So these are issues that Democrats can unify around, run on in the midterm elections, independent voters like these issues, even if Republicans in Congress don't want to pass them.

CORNISH: And then, there's the issue that people are talking about, immigration, something that may have a chance of passing this year in some form. Tell us what the president can do there.

LIASSON: Well, we are in a new chapter on the immigration reform debate. After writing off the chances of anything happening, all of the sudden, optimism is busting out all over Washington. People feel now that 2014 could actually be the year that the House would pass something. The Senate already has. And Republicans are thinking maybe they need to get something done this year, before the presidential primary season starts in 2015.

I think tonight you're going to hear the president tread very carefully on this issue. He might push off against Congress on the minimum wage or other issues, but on immigration, he doesn't want to antagonize Republicans. He wants to keep the possibility of bipartisan progress on this issue open so that means he won't be firing up the partisan rhetoric on immigration.

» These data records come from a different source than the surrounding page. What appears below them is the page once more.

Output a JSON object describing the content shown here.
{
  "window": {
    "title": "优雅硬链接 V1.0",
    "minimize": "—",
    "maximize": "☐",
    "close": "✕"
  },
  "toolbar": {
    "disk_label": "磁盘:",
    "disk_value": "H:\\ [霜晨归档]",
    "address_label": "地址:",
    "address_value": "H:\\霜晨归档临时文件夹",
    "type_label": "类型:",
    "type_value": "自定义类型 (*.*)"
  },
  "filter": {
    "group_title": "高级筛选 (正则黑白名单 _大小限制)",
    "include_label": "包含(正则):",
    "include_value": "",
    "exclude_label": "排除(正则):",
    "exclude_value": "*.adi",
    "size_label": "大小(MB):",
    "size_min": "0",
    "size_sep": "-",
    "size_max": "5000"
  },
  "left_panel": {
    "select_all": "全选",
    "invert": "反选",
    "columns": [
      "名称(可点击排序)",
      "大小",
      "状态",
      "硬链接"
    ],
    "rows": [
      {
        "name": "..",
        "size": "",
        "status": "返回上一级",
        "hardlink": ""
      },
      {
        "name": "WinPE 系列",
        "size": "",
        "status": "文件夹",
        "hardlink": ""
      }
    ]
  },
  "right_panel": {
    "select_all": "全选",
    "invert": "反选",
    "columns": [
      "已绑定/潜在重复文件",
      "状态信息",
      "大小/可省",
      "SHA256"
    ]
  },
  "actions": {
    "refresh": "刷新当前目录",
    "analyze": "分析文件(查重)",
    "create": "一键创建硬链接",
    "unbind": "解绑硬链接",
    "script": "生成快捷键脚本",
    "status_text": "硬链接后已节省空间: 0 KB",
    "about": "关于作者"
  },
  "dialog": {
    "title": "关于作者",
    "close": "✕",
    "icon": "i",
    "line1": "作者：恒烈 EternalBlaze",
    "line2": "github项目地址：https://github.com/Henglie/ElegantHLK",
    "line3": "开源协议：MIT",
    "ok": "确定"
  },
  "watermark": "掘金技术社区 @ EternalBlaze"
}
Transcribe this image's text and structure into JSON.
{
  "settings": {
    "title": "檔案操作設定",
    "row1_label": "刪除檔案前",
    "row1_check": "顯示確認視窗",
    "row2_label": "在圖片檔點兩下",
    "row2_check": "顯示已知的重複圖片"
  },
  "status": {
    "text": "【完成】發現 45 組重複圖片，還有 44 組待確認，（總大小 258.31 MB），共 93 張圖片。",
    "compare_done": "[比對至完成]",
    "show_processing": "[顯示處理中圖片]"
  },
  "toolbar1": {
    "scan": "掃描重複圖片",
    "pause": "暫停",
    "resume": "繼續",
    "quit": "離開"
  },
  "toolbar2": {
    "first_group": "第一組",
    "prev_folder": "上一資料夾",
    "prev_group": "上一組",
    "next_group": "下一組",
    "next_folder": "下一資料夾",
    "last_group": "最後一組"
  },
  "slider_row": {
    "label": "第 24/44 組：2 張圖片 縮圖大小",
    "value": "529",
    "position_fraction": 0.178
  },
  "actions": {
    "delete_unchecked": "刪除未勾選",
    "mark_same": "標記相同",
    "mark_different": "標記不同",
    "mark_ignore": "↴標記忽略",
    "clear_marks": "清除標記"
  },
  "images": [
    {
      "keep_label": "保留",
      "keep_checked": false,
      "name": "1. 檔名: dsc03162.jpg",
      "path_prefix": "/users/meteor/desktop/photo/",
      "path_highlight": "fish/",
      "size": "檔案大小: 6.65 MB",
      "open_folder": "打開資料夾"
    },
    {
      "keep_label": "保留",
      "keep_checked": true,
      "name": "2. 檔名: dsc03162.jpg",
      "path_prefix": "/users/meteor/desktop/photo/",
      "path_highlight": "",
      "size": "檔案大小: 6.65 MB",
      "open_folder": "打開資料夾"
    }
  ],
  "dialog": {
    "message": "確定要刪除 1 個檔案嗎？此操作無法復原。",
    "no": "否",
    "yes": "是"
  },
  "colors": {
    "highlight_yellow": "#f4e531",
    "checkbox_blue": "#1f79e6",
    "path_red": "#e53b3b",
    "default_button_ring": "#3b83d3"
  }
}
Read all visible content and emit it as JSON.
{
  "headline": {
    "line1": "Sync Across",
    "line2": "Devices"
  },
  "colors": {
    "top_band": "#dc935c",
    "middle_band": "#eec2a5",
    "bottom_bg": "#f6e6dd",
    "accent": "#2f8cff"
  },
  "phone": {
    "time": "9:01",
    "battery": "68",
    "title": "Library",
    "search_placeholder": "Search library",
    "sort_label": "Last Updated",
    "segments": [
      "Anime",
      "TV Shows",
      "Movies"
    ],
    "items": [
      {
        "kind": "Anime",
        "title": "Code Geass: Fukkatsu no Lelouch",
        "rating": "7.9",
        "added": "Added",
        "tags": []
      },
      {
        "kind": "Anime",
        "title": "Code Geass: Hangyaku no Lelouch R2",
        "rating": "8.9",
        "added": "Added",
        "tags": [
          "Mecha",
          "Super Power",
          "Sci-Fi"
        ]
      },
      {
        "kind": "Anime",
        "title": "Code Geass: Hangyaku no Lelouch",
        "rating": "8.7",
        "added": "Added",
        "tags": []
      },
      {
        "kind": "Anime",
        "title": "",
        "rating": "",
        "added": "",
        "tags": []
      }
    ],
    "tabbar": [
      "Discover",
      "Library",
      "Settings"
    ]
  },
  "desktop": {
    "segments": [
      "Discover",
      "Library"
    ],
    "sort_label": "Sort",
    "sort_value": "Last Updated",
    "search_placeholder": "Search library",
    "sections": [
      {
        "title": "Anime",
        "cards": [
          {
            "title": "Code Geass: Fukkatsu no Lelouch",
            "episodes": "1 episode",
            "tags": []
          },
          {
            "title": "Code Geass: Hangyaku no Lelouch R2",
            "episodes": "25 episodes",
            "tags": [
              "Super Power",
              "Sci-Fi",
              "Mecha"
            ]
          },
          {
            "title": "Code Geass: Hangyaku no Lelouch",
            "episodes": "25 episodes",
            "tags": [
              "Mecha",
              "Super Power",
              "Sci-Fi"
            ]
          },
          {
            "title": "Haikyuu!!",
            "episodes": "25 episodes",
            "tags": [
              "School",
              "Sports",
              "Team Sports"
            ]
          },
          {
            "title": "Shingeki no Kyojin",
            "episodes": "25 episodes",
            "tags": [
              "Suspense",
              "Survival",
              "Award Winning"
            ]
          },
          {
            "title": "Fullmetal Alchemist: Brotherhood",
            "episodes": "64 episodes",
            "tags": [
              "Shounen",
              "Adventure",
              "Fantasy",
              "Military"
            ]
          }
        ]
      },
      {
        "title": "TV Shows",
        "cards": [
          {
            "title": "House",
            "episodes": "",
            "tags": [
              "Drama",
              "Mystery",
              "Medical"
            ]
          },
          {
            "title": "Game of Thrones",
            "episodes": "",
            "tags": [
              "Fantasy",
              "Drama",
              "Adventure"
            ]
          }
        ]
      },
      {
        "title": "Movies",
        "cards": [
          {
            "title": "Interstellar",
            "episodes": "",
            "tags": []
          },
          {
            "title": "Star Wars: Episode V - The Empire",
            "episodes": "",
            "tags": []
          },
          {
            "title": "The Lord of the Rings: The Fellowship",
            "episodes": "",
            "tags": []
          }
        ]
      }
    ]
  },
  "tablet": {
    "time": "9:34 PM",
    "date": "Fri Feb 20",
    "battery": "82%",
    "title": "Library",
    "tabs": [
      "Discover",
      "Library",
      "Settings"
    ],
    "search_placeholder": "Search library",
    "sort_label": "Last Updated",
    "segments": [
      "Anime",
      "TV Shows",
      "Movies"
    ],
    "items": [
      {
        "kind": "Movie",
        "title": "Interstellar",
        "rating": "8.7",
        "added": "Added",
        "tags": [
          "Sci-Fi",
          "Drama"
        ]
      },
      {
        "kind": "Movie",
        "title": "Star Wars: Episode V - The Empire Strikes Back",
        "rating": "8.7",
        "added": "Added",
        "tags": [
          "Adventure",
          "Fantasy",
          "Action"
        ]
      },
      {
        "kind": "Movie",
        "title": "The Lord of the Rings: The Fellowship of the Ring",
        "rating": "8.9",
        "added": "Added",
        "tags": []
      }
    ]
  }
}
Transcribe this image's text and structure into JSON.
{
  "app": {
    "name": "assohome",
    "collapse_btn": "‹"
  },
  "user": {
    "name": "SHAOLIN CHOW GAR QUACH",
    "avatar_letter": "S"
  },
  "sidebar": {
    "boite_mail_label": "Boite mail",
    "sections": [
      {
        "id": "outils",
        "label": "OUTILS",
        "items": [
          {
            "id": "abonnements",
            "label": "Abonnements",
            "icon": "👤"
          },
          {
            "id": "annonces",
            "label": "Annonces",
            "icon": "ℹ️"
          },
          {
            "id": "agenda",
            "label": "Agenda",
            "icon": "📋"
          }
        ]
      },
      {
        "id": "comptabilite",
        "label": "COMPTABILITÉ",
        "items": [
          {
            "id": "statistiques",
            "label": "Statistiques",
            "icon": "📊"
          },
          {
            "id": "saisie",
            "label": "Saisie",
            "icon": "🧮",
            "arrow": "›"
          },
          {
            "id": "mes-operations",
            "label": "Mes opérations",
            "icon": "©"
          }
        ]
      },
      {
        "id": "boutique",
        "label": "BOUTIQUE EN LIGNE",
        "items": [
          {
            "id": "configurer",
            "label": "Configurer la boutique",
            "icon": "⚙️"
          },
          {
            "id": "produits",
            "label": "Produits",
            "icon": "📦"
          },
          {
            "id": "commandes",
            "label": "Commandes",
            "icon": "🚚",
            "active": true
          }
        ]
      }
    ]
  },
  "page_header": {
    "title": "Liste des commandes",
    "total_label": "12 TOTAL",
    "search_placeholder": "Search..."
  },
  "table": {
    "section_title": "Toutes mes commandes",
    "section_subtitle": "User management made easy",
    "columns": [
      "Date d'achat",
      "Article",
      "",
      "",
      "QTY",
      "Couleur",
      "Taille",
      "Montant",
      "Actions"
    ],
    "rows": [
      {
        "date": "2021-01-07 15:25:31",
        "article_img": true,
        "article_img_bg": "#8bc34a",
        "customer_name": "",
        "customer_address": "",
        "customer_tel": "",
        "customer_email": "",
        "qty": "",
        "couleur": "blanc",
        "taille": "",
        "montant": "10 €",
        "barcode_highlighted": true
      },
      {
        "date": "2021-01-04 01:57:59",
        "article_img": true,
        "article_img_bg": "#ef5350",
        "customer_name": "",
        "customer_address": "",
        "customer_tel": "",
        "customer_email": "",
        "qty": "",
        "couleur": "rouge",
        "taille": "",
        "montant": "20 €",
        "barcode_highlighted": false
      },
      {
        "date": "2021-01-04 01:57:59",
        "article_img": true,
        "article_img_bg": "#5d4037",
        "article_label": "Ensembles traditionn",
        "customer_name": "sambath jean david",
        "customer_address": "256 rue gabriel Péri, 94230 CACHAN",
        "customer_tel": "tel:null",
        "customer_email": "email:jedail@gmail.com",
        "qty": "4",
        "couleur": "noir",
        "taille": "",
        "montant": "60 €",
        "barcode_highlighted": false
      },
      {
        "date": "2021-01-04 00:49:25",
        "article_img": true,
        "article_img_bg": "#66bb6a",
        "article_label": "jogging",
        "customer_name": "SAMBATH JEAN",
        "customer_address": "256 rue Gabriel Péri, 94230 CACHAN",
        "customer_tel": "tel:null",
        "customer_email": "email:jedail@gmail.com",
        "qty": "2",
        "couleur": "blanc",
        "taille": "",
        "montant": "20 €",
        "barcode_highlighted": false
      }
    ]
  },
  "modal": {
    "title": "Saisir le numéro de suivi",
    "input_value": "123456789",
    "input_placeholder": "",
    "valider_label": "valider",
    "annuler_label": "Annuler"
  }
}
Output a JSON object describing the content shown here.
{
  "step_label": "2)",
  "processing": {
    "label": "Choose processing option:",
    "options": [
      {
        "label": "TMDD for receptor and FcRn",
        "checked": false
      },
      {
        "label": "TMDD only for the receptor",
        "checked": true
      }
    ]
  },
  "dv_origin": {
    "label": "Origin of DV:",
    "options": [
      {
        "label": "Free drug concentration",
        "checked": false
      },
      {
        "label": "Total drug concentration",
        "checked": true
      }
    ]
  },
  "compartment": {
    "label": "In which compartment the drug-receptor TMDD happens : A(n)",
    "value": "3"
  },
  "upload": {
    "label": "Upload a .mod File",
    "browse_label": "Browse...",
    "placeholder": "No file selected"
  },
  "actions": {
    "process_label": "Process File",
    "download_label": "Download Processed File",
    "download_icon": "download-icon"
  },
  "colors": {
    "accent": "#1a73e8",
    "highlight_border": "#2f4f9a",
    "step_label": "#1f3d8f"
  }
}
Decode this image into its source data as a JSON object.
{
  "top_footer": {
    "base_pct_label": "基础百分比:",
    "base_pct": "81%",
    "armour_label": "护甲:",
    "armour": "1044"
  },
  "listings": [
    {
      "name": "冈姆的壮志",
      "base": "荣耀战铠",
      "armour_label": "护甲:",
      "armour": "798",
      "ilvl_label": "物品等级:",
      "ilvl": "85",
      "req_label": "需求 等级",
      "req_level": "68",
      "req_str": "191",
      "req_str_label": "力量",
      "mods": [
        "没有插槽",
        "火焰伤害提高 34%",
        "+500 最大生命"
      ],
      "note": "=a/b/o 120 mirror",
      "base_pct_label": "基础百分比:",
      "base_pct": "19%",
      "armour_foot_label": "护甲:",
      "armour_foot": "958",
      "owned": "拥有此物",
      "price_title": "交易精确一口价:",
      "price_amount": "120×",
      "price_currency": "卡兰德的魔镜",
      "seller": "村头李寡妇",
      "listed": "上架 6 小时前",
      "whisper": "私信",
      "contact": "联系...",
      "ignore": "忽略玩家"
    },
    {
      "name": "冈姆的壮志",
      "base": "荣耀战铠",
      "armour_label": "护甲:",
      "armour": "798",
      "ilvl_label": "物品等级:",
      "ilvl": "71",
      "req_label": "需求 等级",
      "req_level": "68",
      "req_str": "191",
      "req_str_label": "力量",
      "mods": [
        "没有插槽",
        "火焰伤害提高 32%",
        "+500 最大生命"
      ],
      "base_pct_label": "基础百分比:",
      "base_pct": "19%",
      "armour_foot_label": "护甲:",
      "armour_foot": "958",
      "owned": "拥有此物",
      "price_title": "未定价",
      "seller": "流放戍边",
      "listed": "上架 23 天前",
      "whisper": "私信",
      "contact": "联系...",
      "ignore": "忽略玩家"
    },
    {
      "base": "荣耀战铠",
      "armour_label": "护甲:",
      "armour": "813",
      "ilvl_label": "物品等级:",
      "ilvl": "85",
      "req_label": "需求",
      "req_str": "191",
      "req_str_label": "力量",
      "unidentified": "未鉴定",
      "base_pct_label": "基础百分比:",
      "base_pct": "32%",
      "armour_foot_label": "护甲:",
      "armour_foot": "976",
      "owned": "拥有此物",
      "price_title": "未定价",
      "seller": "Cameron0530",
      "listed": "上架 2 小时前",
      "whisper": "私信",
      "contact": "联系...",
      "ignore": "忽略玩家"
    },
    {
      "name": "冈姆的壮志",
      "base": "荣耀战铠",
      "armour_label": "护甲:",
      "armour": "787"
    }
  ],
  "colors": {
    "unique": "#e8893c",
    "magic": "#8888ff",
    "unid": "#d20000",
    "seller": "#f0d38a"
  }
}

He wants to try as much as he can to help John Boehner in any way he can and that may mean, as you saw him do during the budget negotiations, staying out of it as much as possible and just working behind the scenes. His goal is to get the House Republicans to pass a bill this year or a bunch of bills, and then see how they can deal with the Senate version.

CORNISH: That's NPR's national political correspondent Mara Liasson. Mara, thank you.

LIASSON: Thank you. Transcript provided by NPR, Copyright NPR.

Mara Liasson is a national political correspondent for NPR. Her reports can be heard regularly on NPR's award-winning newsmagazine programs Morning Edition and All Things Considered. Liasson provides extensive coverage of politics and policy from Washington, DC — focusing on the White House and Congress — and also reports on political trends beyond the Beltway.